WHAT IS REQUIRED: Give the number of lines in the data that hold the string "expected". Nothing else is needed.

+ + +

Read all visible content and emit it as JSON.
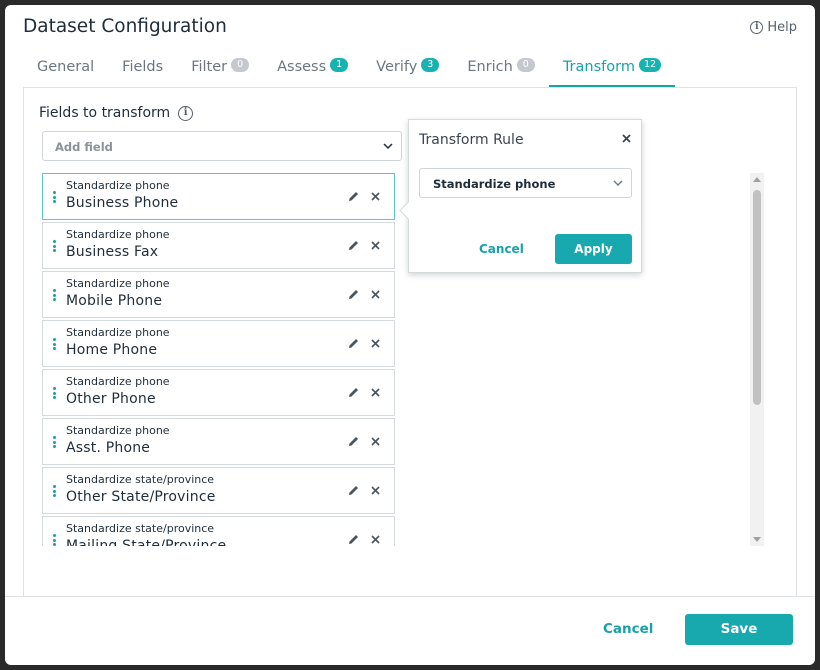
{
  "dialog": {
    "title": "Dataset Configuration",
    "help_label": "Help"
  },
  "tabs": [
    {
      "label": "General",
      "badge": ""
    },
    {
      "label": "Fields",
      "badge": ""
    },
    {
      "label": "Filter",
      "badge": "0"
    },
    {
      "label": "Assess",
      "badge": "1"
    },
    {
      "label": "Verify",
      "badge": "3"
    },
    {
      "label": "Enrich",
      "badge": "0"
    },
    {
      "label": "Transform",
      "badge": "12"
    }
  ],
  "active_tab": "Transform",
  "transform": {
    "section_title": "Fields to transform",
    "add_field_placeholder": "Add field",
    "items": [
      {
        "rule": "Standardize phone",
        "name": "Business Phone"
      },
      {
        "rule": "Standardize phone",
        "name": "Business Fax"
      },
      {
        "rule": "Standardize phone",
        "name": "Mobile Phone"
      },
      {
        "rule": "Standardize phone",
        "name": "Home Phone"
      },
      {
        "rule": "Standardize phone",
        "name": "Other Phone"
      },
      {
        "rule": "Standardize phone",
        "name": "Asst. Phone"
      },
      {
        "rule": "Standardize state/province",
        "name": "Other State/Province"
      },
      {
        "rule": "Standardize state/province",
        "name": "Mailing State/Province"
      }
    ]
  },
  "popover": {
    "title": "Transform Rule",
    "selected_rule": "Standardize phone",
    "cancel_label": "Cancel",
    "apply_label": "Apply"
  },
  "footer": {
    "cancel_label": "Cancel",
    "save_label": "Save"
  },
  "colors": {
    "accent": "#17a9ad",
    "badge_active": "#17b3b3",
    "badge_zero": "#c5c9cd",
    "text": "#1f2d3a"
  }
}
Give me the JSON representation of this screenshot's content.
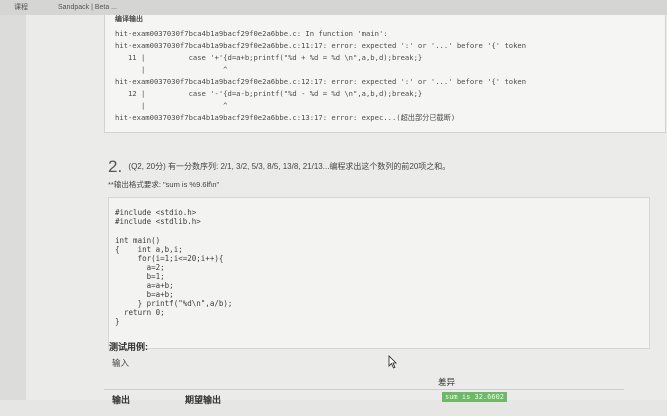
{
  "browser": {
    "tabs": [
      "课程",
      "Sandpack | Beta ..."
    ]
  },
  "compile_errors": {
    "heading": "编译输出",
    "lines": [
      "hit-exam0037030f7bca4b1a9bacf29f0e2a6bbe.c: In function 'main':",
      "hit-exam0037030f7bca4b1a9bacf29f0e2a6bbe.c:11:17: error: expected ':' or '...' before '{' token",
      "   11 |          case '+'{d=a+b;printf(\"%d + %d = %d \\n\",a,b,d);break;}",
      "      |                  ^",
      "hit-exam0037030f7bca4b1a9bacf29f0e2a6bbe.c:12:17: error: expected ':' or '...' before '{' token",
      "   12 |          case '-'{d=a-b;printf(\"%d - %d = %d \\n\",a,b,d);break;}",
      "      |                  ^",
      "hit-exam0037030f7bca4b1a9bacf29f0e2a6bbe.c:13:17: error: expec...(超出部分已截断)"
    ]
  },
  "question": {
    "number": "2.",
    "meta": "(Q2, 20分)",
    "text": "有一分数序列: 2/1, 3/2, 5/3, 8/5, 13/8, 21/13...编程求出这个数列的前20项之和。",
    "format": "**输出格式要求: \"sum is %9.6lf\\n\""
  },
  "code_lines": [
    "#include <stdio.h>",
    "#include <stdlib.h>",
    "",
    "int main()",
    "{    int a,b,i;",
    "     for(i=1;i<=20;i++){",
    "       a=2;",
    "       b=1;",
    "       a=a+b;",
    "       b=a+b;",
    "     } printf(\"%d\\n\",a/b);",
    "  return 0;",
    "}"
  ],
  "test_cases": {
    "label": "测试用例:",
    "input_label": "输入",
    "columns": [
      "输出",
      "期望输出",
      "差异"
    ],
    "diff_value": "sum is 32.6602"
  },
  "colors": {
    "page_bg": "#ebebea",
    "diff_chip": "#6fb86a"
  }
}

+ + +

THE COMPLETED TASK: 2